WHERE TO NOT CUT COSTS
First published on MyTotalRetail.com blog March 2015
© 2015 Susan J. McIntyre
Cost cutting has been wide-spread for the past few years and with good results. It's kept many catalogers afloat during the recent bad times, has built profits, and has also built operational disciplines.
All that's swell, but beware of going to extremes and over-cutting in ways that could harm.
Here are four ways that, reliably for most, increase sales and ROI that should be on your do-not-cut list.
Testing is one of your best ongoing tools for increasing sales and profits. Yes, it has more up-front costs than not testing, and so seems to the uninitiated to be ripe for cutting. But don't get sucked into no-test arguments from short-term-thinking bean-counters or you'll regret it in the long run.
Affordable tests I've seen with excellent payoffs:
- Mail frequency. Segment by segment you can really fine-tune who needs more catalogs, who needs fewer, and with what timing. Result: maximizing ROI and often cutting costs big-time in the long run.
- Offers and order-size hurdles for those offers. Investing in offer tests can deliver big paybacks. They let you fine-tune who gets offers, when, and how much margin to give away to each group. Be sure to track one-year response and ROI which can look very different from initial test results.
- Freshness. That is, when to have new covers, new 2/3s, new page rearrangements. A fresh-looking catalog for each mailing usually lifts response at the small cost of plate changes. I've seen impressive results.
I've seen catalogs go into serious tailspins from cutting prospecting too much. It takes years to recover and some never recover at all.
Yes, most prospecting loses money on the initial send. But track your 12-month and 18-month ROI. If you're patient, you'll find a point at which each prospecting effort passes break-even — at which point you've added a tidy new group of loyal customers. You must prospect in order to keep your house list stable or growing. If you seek stability, not growth, then you still need to test the prospecting quantity that delivers that stability.

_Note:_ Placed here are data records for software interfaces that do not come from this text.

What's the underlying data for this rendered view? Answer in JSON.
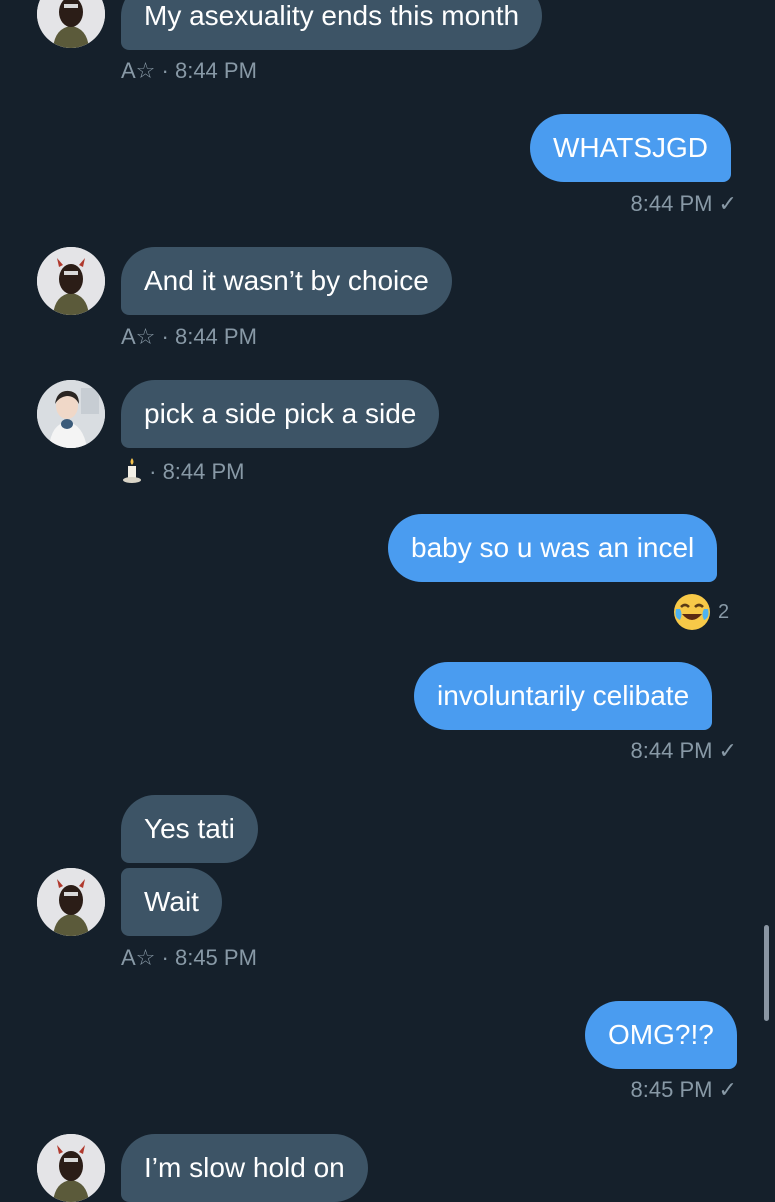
{
  "messages": [
    {
      "id": "m1",
      "text": "My asexuality ends this month",
      "meta_prefix": "A☆",
      "meta_time": "· 8:44 PM"
    },
    {
      "id": "m2",
      "text": "WHATSJGD",
      "meta_time": "8:44 PM ✓"
    },
    {
      "id": "m3",
      "text": "And it wasn’t by choice",
      "meta_prefix": "A☆",
      "meta_time": "· 8:44 PM"
    },
    {
      "id": "m4",
      "text": "pick a side pick a side",
      "meta_time": "· 8:44 PM"
    },
    {
      "id": "m5",
      "text": "baby so u was an incel",
      "reaction_emoji": "😂",
      "reaction_count": "2"
    },
    {
      "id": "m6",
      "text": "involuntarily celibate",
      "meta_time": "8:44 PM ✓"
    },
    {
      "id": "m7",
      "text": "Yes tati"
    },
    {
      "id": "m8",
      "text": "Wait",
      "meta_prefix": "A☆",
      "meta_time": "· 8:45 PM"
    },
    {
      "id": "m9",
      "text": "OMG?!?",
      "meta_time": "8:45 PM ✓"
    },
    {
      "id": "m10",
      "text": "I’m slow hold on"
    }
  ],
  "colors": {
    "background": "#15202b",
    "incoming_bubble": "#3d5466",
    "outgoing_bubble": "#4a9cf0",
    "meta_text": "#8899a6"
  }
}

If you must cut prospecting, just cut back to enough to keep your 12-month buyer counts stable during a fixed austerity period.
Cutting page count can be a good thing...up to a point. But try to not cut back below the USPS postage weight break-point. If you're going to mail, you might as well mail as many pages as you can up to the point that mailing any more pages would increase your postage. That way more products will get in front of customers, and you'll get the maximum response bang for your postage buck.
GOOD ADDRESS HYGIENE
It's worth getting your mailing list as clean and deliverable as you can. Ask your merge/purge vendor and/or your printer what products they have that can improve your address hygiene even more. That means that more of your catalogs get in the mailboxes of potential buyers. And names that get omitted due to good hygiene can be replaced with better names. It's worth investing more in improved address hygiene if you can apply even better list-cleaning products to your lists.